→ **YOUR INSTRUCTIONS**
Please copy the data below exactly; none of the pictures in it belong in the copy.

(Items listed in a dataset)
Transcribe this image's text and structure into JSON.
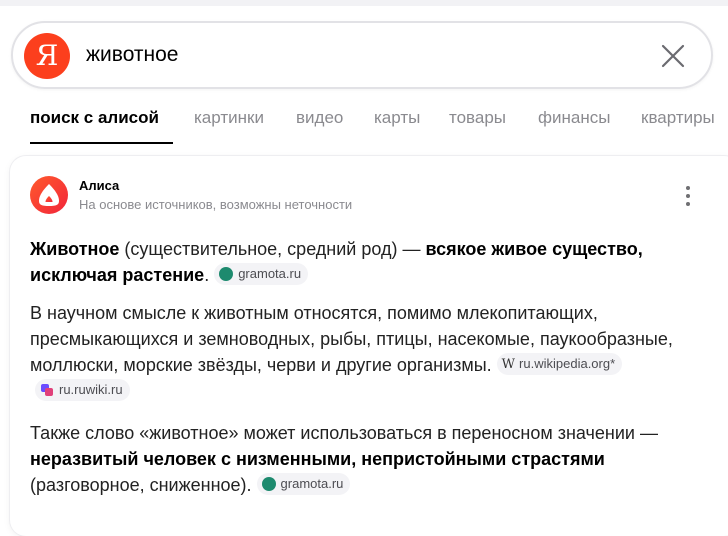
{
  "search": {
    "logo_letter": "Я",
    "query": "животное"
  },
  "tabs": [
    {
      "label": "поиск с алисой",
      "active": true
    },
    {
      "label": "картинки"
    },
    {
      "label": "видео"
    },
    {
      "label": "карты"
    },
    {
      "label": "товары"
    },
    {
      "label": "финансы"
    },
    {
      "label": "квартиры"
    }
  ],
  "answer": {
    "author": "Алиса",
    "disclaimer": "На основе источников, возможны неточности",
    "p1": {
      "term": "Животное",
      "grammar": " (существительное, средний род) — ",
      "definition": "всякое живое существо, исключая растение",
      "end": ".",
      "source": "gramota.ru"
    },
    "p2": {
      "text": "В научном смысле к животным относятся, помимо млекопитающих, пресмыкающихся и земноводных, рыбы, птицы, насекомые, паукообразные, моллюски, морские звёзды, черви и другие организмы.",
      "source1": "ru.wikipedia.org*",
      "source2": "ru.ruwiki.ru"
    },
    "p3": {
      "start": "Также слово «животное» может использоваться в переносном значении — ",
      "definition": "неразвитый человек с низменными, непристойными страстями",
      "end": " (разговорное, сниженное).",
      "source": "gramota.ru"
    }
  },
  "colors": {
    "brand": "#fc3f1d",
    "alice_gradient": [
      "#ff5a2c",
      "#f2253b"
    ],
    "source_gramota": "#1d8a6e",
    "ruwiki": [
      "#6a4cff",
      "#e0407a"
    ]
  }
}
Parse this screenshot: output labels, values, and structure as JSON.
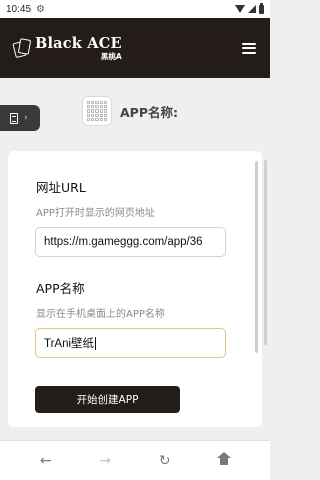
{
  "status_bar": {
    "time": "10:45",
    "left_icon": "gear-icon",
    "right_icons": [
      "wifi-icon",
      "signal-icon",
      "battery-icon"
    ]
  },
  "header": {
    "brand_name": "Black ACE",
    "brand_sub": "黑桃A",
    "menu_icon": "hamburger-menu-icon",
    "background": "#241c19"
  },
  "side_tab": {
    "icons": [
      "document-icon",
      "chevron-right-icon"
    ],
    "chevron": "›"
  },
  "app_heading": {
    "icon": "app-icon-placeholder",
    "label": "APP名称:"
  },
  "form": {
    "url_title": "网址URL",
    "url_hint": "APP打开时显示的网页地址",
    "url_value": "https://m.gameggg.com/app/36",
    "name_title": "APP名称",
    "name_hint": "显示在手机桌面上的APP名称",
    "name_value": "TrAni壁纸",
    "submit_label": "开始创建APP"
  },
  "bottom_nav": {
    "back": "←",
    "forward": "→",
    "reload": "↻",
    "home": "home-icon"
  },
  "colors": {
    "accent_dark": "#241c19",
    "focus_border": "#e2c77d",
    "page_bg": "#f0efef"
  }
}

→ **RESULT OF THE EXERCISE**
Transcribe this image's text and structure into JSON.
{
  "search": {
    "logo_letter": "Я",
    "query": "животное"
  },
  "tabs": [
    {
      "label": "поиск с алисой",
      "active": true
    },
    {
      "label": "картинки"
    },
    {
      "label": "видео"
    },
    {
      "label": "карты"
    },
    {
      "label": "товары"
    },
    {
      "label": "финансы"
    },
    {
      "label": "квартиры"
    }
  ],
  "answer": {
    "author": "Алиса",
    "disclaimer": "На основе источников, возможны неточности",
    "p1": {
      "term": "Животное",
      "grammar": " (существительное, средний род) — ",
      "definition": "всякое живое существо, исключая растение",
      "end": ".",
      "source": "gramota.ru"
    },
    "p2": {
      "text": "В научном смысле к животным относятся, помимо млекопитающих, пресмыкающихся и земноводных, рыбы, птицы, насекомые, паукообразные, моллюски, морские звёзды, черви и другие организмы.",
      "source1": "ru.wikipedia.org*",
      "source2": "ru.ruwiki.ru"
    },
    "p3": {
      "start": "Также слово «животное» может использоваться в переносном значении — ",
      "definition": "неразвитый человек с низменными, непристойными страстями",
      "end": " (разговорное, сниженное).",
      "source": "gramota.ru"
    }
  },
  "colors": {
    "brand": "#fc3f1d",
    "alice_gradient": [
      "#ff5a2c",
      "#f2253b"
    ],
    "source_gramota": "#1d8a6e",
    "ruwiki": [
      "#6a4cff",
      "#e0407a"
    ]
  }
}
Parse this screenshot: output labels, values, and structure as JSON.
{
  "status_bar": {
    "time": "10:45",
    "left_icon": "gear-icon",
    "right_icons": [
      "wifi-icon",
      "signal-icon",
      "battery-icon"
    ]
  },
  "header": {
    "brand_name": "Black ACE",
    "brand_sub": "黑桃A",
    "menu_icon": "hamburger-menu-icon",
    "background": "#241c19"
  },
  "side_tab": {
    "icons": [
      "document-icon",
      "chevron-right-icon"
    ],
    "chevron": "›"
  },
  "app_heading": {
    "icon": "app-icon-placeholder",
    "label": "APP名称:"
  },
  "form": {
    "url_title": "网址URL",
    "url_hint": "APP打开时显示的网页地址",
    "url_value": "https://m.gameggg.com/app/36",
    "name_title": "APP名称",
    "name_hint": "显示在手机桌面上的APP名称",
    "name_value": "TrAni壁纸",
    "submit_label": "开始创建APP"
  },
  "bottom_nav": {
    "back": "←",
    "forward": "→",
    "reload": "↻",
    "home": "home-icon"
  },
  "colors": {
    "accent_dark": "#241c19",
    "focus_border": "#e2c77d",
    "page_bg": "#f0efef"
  }
}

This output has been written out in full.